Hearing loss can happen suddenly, in one ear or both. But in most cases, it’s just the opposite. Hearing loss is so gradual that many people don’t notice it until it’s reached the point where it’s tough to ignore. In fact, statistics show the average person waits seven years before seeking help with hearing loss, but treatment can be more effective early in the process.

In fact, according to the National Institute on Deafness and other Communicative Disorders (NIDCD), approximately 15% of American adults (37.5 million) aged 18 and over report some trouble hearing. Other key statistics from the NIDCD include:

  • Age is the strongest predictor of hearing loss among adults aged 20-69, with the greatest amount of hearing loss in the 60 to 69 age group. And men are almost twice as likely as women to have hearing loss among adults aged 20-69.
  • One in eight people in the United States (13%, or 30 million) aged 12 years or older has hearing loss in both ears, based on standard hearing examinations.
  • Roughly 10 percent of the U.S. adult population, or about 25 million Americans, has experienced tinnitus lasting at least five minutes in the past year.
  • About 28.8 million U.S. adults could benefit from using hearing aids.
  • Among adults aged 70 and older with hearing loss who could benefit from hearing aids, fewer than one in three (30%) has ever used them. Even fewer adults aged 20 to 69 (approximately 16%) who could benefit from wearing hearing aids have ever used them.

Common Symptoms of Hearing Loss

Because hearing loss is such a widespread condition that can be treated, it’s important to pay attention to possible signs you are having problems hearing. Here are 10 symptoms you shouldn’t ignore.

  1. Even though people may be talking to you, all you hear is mumbling and it’s hard to distinguish words.
  2. Ringing in the ears, or tinnitus, is an early sign of hearing loss for many people.
  3. You frequently ask people to repeat themselves.
  4. Your family complains that you turn the volume up too loud on the radio, music, or TV.
  5. You have trouble hearing household sounds, like a doorbell or alarm clock.
  6. You have problems hearing on the phone and ask the caller to speak louder or put them on speaker phone.
  7. You have problems hearing in noisy environments, like bars, busy restaurants or parties.
  8. Those closest to you have noticed that you’re not hearing as well as you used to.
  9. You seem to speak too loudly, perhaps because you can’t hear yourself.
  10. Your problems hearing are interfering with your personal, family or social life.

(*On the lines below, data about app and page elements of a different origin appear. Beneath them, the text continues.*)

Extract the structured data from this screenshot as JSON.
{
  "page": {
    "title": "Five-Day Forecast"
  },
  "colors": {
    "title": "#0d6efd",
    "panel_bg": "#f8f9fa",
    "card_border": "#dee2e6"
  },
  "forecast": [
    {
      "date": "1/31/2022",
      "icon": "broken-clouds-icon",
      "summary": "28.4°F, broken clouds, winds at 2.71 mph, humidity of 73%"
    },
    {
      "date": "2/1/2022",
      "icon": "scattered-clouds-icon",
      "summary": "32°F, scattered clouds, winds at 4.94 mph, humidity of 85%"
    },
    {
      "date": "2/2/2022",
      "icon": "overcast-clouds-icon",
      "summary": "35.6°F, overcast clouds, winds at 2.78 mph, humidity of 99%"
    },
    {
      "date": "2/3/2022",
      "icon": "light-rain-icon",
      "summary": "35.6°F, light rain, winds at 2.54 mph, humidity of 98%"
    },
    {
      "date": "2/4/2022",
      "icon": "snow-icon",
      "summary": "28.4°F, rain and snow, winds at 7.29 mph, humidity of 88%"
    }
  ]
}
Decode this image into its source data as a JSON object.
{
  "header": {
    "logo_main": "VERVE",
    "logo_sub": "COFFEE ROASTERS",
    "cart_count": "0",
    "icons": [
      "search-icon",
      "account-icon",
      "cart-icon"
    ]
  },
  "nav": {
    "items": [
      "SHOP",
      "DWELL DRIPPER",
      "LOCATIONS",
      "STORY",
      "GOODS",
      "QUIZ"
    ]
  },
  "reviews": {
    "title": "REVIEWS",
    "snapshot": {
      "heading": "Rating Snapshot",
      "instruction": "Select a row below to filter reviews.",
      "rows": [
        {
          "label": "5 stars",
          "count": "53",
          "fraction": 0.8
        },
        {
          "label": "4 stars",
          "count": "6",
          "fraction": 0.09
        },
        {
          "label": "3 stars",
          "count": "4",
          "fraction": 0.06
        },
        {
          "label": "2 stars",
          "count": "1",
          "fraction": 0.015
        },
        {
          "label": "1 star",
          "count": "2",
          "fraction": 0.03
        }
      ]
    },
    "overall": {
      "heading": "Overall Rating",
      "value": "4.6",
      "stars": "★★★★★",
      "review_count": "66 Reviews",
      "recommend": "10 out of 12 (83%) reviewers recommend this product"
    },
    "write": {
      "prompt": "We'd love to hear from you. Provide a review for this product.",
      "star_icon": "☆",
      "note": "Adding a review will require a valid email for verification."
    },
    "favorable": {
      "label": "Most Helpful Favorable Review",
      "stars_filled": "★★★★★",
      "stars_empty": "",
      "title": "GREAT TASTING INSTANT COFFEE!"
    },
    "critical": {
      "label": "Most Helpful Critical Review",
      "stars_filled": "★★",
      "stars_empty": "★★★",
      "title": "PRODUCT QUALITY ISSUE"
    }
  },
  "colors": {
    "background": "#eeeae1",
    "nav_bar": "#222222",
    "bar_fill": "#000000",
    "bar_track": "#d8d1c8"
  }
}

If you’re having any of these symptoms, consider having a comprehensive hearing evaluation performed by a hearing healthcare professional, such as a doctoral-level audiologist.

An audiologist can evaluate the status of your outer ear, ear canal, and eardrum. Plus, an audiologist can provide you with comprehensive testing which may include:

  • Tympanometry/Immittance testing to assess the function of your middle ear system.
  • Air conduction and bone conduction threshold testing to determine the softest sounds you can hear at different frequencies. This testing also reveals the type, degree, and configuration of your hearing loss which is more in depth than a hearing screening.
  • Word recognition testing to assess your ability to understand speech when the volume of the speech signal is adequate for your level of hearing.
  • Otoacoustic emission testing to differentiate sensory (inner ear) from neural (nerve) hearing loss.
  • Loudness discomfort testing to measure your ability to tolerate loud sounds and identify the presence of decreased sound tolerance.
  • Speech in noise testing to assess your ability to understand speech when background noise is present.

Even if the audiologist determines that your hearing is within a normal range, you will now have a baseline hearing evaluation that future testing can be measured against. If the audiologist determines you have a hearing loss, they can make recommendations for the best hearing aid technology to treat your hearing loss, keeping your lifestyle and budget in mind.

Schedule an appointment with a doctoral-level audiologist.